Clearly, War Is A Lie is an ambitious effort, organized around ideas rather than chronology, taking in, albeit briefly, most of the wars we talk about, from Iraq and Afghanistan to the two World Wars, back to the Civil War and even to antiquity. It is full of eye-opening facts that cast doubt on the school textbook version of events, and “wow” moments where we are made to question our deepest assumptions. David Swanson whets my appetite for a much more discerning look at particular wars I thought I knew much about, and more importantly, about war itself. He is particularly effective in demonstrating the cynicism and duplicity of leaders who tell us that war is for one purpose, while knowing full well that it is for another.

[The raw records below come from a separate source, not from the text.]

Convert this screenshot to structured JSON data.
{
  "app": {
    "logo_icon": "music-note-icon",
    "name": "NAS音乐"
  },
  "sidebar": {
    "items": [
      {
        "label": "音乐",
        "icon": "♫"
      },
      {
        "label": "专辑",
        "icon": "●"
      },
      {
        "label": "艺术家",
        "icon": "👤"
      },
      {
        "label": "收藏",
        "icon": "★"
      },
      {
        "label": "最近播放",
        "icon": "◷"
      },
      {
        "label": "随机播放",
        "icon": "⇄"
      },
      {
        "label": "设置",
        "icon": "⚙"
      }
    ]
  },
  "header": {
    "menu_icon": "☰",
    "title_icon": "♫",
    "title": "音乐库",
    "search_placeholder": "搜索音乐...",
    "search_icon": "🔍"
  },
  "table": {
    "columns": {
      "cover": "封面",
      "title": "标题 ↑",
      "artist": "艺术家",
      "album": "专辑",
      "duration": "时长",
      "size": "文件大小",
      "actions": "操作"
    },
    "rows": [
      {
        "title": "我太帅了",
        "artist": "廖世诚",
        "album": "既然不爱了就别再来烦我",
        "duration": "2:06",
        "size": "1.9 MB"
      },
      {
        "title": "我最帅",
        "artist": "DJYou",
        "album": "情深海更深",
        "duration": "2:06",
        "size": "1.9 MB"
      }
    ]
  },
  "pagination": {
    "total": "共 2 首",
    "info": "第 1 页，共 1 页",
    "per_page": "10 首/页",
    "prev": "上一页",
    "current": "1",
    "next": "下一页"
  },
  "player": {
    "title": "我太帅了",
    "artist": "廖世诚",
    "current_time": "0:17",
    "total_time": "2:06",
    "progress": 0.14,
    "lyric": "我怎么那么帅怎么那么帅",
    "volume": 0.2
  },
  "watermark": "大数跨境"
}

Swanson’s passion for the topic, his compassion for all peoples, his fresh thinking and his commitment to questioning conventional attitudes toward war and exposing popular myths and fallacies are what stand out. He presents many significant pieces of history that are not widely known and effectively assumes the mantle of moral guide. Swanson makes a compelling case for our re-examining our own knowledge about why we make war, and underlines the deception and folly that is almost always at the core of such violent adventures. Compared to traditional histories and analyses, and even with its drawbacks, I consider War Is A Lie an important work and one worthy of our attention. I’m glad to moderate this conversation.